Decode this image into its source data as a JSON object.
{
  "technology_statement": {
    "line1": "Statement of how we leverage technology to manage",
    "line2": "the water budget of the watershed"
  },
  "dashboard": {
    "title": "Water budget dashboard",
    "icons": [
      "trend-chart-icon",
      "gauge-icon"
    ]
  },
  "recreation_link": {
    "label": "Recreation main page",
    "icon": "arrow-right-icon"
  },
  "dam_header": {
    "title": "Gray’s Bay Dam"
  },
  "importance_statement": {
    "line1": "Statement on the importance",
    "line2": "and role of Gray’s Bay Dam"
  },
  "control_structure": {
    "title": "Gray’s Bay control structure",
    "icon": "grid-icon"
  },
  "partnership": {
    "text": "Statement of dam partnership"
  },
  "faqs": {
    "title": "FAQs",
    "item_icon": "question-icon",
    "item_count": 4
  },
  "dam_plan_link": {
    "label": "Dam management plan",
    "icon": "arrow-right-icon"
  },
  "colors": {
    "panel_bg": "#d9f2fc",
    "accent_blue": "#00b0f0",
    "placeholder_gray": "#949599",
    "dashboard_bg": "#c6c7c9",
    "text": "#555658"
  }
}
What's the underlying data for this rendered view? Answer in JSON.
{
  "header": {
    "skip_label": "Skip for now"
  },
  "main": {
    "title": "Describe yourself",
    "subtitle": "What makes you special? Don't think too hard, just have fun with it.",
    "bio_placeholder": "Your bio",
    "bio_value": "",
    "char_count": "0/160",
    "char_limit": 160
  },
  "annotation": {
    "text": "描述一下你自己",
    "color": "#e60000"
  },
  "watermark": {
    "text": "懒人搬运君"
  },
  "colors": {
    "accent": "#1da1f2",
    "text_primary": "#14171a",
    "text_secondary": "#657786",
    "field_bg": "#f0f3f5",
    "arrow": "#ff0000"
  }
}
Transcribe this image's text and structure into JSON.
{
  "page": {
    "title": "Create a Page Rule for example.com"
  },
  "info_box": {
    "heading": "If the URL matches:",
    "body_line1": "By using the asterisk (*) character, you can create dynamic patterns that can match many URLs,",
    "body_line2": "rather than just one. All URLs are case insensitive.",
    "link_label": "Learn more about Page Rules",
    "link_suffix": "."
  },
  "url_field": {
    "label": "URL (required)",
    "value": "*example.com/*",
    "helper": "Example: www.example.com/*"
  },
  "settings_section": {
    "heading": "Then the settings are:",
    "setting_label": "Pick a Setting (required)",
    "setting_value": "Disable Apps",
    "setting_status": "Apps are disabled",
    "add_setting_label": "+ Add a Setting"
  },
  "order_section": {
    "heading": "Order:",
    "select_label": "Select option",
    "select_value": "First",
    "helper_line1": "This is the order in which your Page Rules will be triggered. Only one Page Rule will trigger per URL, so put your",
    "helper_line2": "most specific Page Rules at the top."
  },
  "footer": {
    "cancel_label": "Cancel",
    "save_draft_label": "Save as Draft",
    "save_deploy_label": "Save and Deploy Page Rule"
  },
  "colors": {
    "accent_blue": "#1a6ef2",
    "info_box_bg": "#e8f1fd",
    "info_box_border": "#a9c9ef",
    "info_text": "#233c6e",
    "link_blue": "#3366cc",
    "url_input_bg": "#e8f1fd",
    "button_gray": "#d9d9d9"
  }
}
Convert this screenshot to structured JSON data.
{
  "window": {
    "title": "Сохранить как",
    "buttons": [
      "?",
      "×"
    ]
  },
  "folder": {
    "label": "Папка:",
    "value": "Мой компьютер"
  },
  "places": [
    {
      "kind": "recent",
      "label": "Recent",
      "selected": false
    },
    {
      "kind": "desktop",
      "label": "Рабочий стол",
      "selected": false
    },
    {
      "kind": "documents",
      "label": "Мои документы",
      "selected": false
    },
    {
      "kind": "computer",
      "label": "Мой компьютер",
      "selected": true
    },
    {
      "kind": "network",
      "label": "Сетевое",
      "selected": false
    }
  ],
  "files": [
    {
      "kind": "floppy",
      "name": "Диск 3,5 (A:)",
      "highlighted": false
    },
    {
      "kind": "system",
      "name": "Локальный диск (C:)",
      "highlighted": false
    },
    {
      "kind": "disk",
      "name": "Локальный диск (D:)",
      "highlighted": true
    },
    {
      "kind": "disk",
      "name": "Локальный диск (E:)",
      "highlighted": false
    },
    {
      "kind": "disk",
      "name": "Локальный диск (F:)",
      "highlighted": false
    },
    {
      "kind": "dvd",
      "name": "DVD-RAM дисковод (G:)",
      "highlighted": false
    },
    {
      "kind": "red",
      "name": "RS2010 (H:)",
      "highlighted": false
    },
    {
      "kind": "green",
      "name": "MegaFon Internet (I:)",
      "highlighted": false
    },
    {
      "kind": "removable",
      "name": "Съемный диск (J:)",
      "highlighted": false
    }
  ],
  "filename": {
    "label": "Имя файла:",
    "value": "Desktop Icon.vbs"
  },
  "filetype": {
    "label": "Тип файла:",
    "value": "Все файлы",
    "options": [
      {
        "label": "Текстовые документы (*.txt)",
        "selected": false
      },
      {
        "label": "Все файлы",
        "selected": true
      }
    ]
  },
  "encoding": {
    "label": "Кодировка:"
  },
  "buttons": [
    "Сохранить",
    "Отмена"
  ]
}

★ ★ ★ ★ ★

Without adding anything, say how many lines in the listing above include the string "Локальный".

* **OUTPUT FOR THIS EXERCISE**:
4